Another China expert who’s not buying the story is Michael Pettis.
Pettis is a professor at Peking University’s Guanghua School of Management, specialising in Chinese financial markets.
In a September 2017 post titled ‘Is China’s Economy Growing as Fast as China’s GDP?’, Pettis made these observations:
‘GDP does not directly distinguish between activity that increases a country’s wealth and activity that doesn’t.
‘I would argue that “the end of China’s stellar growth story” has already occurred, and occurred quite a long time ago. Growth in the Chinese economy has collapsed, but growth in economic activity has not collapsed. The growth in economic activity has instead been propped up by the acceleration in credit growth and by the failure to write down investments that have created economic activity without having created economic value.

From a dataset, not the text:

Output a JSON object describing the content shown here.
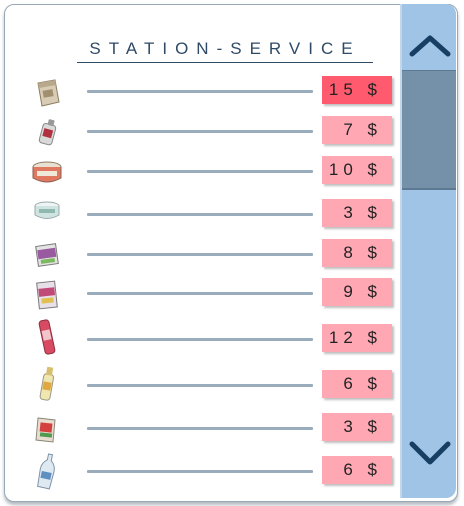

This means debt will have grown faster than it otherwise would have. Higher-than-expected GDP growth should therefore suggest that we revise downward our longer-term growth expectations. It simply means that a higher level of unrecorded losses must be written down in the future and, because it implies more debt than otherwise, financial distress costs in the future will also be higher.’
This is precisely what I’ve been saying for years…GDP is simply a measurement of money — savings and borrowing — going around in the system. The more debt you take on, the greater the positive impact on GDP.
China is not a miracle — it’s a mirage.
China is the new Japan…but with a twist.
When Japan’s bubble burst in the 1990s, our economy was saved by China’s economic transformation.
Throughout the first decade of the new millennium, Australia was a major beneficiary of China’s grand plan.
The mining boom was a direct result of China’s rapid debt expansion (with debt levels going from US$7 trillion to US$28 trillion) after the GFC.
When China’s bubble bursts — and it almost certainly will — there’s no other Asian saviour to prop up our debt-laden economy waiting in the wings.
Worse still, in a case of ‘every man or woman for themselves’, China will pump out as much ‘stuff’ as it can to generate revenues.
China is going to export deflation around the world.
Editor, The Gowdie Letter